"But he worked nonstop, stayed up night after night. He has done a brilliant job managing his time," said Jackson, who has his own design firm with a client list that includes L.L. Bean, Patagonia and Eddie Bauer.

McCarthy documented his project on his blog and he hopes to provide updates during his expedition if it's possible.

His tight schedule didn't allow his enough time to invent a new type of tent or introduce new materials. Just building a tent for the first time was a huge challenge. The geometry is complex and the rip-stop nylon material must have the right amount of uniform tension as it stretches around the poles that make up the frame.

"The vents and the doors were really difficult," he said. "It took me a couple days to figure out how to do it."

If the panels and other pieces aren't precisely cut, the tent just drapes over the poles like a loose bag. When the freezing, howling winds on the mountain kick up, the tent will just flap itself into oblivion.

McCarthy tested a half-scale model tent in a wind tunnel, and the structure was able to withstand winds of 60 mph to 80 mph before small tears started to form. The tent completely broke down when the wind was cranked up to 122 mph.

If winds rip apart the tent on Aconcagua, McCarthy hopes to be able to take refuge in another shelter with his expedition, which will include nine other climbers and two guides.

McCarthy has summited Mt. Kilimanjaro in Africa as well as mountains in the Andes and glaciers in Iceland.

Although he had to put in long hours in his studio constructing his tent, he always found time for a rigorous fitness regime.

"I started training last October," he said. "Then it became more intense in December."

He would lace up his boots and strap on his 60-pound pack for grueling sessions on a StairMaster machine. He also cycled, ran uphill on a treadmill and did core-strengthening exercises.

Now he hopes his tent will be as strong as his body.


Explore further

24 hour deployable concrete tents back in the news as disasters mount

Citation: U-M architecture student builds a tent for the ultimate test: survival (2012, February 16) retrieved 17 October 2019 from https://phys.org/news/2012-02-u-m-architecture-student-tent-ultimate.html
This document is subject to copyright. Apart from any fair dealing for the purpose of private study or research, no part may be reproduced without the written permission. The content is provided for information purposes only.
0 shares

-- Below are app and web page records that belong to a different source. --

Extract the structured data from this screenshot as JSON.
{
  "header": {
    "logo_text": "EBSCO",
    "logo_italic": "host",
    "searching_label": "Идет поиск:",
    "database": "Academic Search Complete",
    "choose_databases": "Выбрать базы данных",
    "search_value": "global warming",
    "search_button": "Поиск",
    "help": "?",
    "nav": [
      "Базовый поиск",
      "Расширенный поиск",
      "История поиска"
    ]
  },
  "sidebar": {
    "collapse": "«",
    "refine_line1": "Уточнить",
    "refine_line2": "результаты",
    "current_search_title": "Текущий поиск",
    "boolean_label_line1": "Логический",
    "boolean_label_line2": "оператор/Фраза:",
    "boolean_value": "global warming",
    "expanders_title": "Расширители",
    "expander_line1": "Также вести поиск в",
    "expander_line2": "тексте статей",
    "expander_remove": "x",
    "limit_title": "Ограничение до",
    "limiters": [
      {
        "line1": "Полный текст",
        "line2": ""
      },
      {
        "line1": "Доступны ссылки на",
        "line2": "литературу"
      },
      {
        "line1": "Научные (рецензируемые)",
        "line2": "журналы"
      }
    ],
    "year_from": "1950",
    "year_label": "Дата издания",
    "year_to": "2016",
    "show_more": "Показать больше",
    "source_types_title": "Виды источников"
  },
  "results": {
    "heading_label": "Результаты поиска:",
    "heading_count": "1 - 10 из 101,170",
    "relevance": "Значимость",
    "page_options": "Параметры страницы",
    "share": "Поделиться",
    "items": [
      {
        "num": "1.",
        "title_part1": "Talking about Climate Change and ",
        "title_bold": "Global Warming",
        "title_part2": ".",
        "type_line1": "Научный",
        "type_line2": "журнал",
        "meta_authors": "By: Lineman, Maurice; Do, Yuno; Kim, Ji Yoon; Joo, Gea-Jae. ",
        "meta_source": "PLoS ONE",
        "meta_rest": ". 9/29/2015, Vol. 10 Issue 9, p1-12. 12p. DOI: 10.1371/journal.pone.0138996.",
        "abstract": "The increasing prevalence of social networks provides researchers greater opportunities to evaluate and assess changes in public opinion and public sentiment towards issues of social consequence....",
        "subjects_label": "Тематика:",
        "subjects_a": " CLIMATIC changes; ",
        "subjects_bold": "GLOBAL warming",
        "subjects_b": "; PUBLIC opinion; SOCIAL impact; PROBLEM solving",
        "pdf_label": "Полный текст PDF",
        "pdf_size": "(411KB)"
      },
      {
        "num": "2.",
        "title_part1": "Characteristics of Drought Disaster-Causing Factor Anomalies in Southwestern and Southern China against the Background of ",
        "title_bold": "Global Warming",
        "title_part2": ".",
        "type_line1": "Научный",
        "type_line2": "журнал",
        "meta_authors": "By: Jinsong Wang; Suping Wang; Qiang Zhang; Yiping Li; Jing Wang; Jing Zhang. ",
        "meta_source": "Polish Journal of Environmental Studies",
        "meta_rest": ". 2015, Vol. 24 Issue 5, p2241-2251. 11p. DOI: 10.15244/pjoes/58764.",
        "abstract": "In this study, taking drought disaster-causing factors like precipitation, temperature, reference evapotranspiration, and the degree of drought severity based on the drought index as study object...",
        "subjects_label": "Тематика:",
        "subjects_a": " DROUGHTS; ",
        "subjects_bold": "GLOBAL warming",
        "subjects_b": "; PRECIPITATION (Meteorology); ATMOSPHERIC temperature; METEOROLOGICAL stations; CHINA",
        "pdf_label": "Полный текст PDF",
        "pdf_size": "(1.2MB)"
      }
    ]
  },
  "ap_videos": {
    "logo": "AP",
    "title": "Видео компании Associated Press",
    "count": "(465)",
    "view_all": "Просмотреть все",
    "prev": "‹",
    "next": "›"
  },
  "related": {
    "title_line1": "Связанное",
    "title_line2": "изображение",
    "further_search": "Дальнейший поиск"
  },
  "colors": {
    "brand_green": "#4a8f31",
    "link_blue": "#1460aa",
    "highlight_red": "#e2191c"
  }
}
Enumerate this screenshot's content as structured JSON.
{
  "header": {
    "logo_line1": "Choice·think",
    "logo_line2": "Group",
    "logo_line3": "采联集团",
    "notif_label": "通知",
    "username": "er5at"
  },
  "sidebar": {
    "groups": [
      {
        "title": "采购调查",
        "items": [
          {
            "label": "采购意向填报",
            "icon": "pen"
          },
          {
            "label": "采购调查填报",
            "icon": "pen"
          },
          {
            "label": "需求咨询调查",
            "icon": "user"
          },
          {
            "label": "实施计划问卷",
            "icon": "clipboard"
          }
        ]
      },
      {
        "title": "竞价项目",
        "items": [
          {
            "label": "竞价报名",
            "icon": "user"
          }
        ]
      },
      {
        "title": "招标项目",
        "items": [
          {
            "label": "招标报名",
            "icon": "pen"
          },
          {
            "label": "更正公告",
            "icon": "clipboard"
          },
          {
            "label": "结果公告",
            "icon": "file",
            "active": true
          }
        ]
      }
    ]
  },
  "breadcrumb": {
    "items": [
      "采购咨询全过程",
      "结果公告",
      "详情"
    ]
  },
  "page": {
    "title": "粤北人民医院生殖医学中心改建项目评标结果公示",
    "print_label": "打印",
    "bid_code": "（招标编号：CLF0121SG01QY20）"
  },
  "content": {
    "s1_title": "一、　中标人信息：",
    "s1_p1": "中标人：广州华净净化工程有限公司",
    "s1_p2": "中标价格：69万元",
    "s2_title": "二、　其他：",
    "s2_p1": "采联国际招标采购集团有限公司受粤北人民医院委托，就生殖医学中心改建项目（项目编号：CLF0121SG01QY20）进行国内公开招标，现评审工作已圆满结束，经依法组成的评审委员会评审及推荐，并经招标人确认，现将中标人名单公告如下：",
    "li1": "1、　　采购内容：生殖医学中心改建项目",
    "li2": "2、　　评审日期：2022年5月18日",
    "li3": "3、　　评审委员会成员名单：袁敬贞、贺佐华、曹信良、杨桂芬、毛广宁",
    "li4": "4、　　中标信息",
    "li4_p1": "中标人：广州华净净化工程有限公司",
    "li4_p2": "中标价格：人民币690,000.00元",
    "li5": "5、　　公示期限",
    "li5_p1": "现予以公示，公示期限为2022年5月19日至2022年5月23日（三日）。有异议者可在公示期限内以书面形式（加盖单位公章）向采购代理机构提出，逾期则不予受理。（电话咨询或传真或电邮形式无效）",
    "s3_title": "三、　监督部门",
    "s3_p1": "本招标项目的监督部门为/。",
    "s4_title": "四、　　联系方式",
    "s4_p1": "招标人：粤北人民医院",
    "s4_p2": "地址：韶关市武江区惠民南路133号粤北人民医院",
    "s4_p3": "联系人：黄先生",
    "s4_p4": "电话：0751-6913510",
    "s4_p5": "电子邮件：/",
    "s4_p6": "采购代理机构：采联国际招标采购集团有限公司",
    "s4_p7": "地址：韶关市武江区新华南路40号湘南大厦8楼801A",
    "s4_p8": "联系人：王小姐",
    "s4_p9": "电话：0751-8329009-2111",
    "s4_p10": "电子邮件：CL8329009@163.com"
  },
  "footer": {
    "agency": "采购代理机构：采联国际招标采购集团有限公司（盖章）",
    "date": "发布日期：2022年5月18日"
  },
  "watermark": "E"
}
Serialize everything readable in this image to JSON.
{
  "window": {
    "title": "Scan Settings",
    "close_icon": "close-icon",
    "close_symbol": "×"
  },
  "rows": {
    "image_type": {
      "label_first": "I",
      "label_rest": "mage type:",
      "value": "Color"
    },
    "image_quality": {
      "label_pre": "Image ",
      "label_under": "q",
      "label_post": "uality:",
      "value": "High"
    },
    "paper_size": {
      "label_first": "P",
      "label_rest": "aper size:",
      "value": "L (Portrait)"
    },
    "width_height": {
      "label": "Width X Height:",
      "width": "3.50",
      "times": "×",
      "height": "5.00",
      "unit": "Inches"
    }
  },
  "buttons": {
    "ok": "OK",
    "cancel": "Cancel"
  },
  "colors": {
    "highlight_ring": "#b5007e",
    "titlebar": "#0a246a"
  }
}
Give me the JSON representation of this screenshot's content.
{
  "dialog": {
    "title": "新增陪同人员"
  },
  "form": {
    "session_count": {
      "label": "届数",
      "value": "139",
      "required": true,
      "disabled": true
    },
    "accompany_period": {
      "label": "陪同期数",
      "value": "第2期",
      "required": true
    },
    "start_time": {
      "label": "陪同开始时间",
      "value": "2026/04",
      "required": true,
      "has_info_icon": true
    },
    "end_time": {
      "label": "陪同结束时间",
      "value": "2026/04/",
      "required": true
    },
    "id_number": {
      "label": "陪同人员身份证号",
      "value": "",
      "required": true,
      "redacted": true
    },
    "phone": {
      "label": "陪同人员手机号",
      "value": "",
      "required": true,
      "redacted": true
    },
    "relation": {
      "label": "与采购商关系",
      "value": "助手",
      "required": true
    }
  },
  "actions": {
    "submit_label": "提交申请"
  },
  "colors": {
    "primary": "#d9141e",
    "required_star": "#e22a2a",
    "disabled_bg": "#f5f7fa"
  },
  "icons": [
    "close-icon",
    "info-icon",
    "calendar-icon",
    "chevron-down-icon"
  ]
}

Feedback to editors

User comments

Feb 16, 2012
Why is this a story for Physorg? Why did UMich even issue it as a press release? If I read it right it can be summarised as 'Student learns to sew and makes copy of commercially available tent design.'

Feb 16, 2012
120 mph winds are a matter of luck. 80 mph winds are almost to be expected. What worries me are the anchorings. It appears his test model is bolted down - something not possible on the mountain top. If the 120 mph winds do manifest, he will have no other refuge. They would blow him off the mountain, backpack and all, if the tent doesn't stay put.

Feb 16, 2012
@Tadchem, you're thinking about camping with places with lots of dirt and low winds. If he's going to be on a mountain and actually climbing he'll most likely have cams, spring-loaded cams, nuts and hexes, and anchor bolts to secure the tent down, also, there will either be previously used camps with holes already made for securing tents or they will make the anchors as required. They aren't going just put up a tent and drive some metal stakes into dirt...

Feb 16, 2012
They call it technical gear and are often quite full of themselves.

Please sign in to add a comment. Registration is free, and takes less than a minute. Read more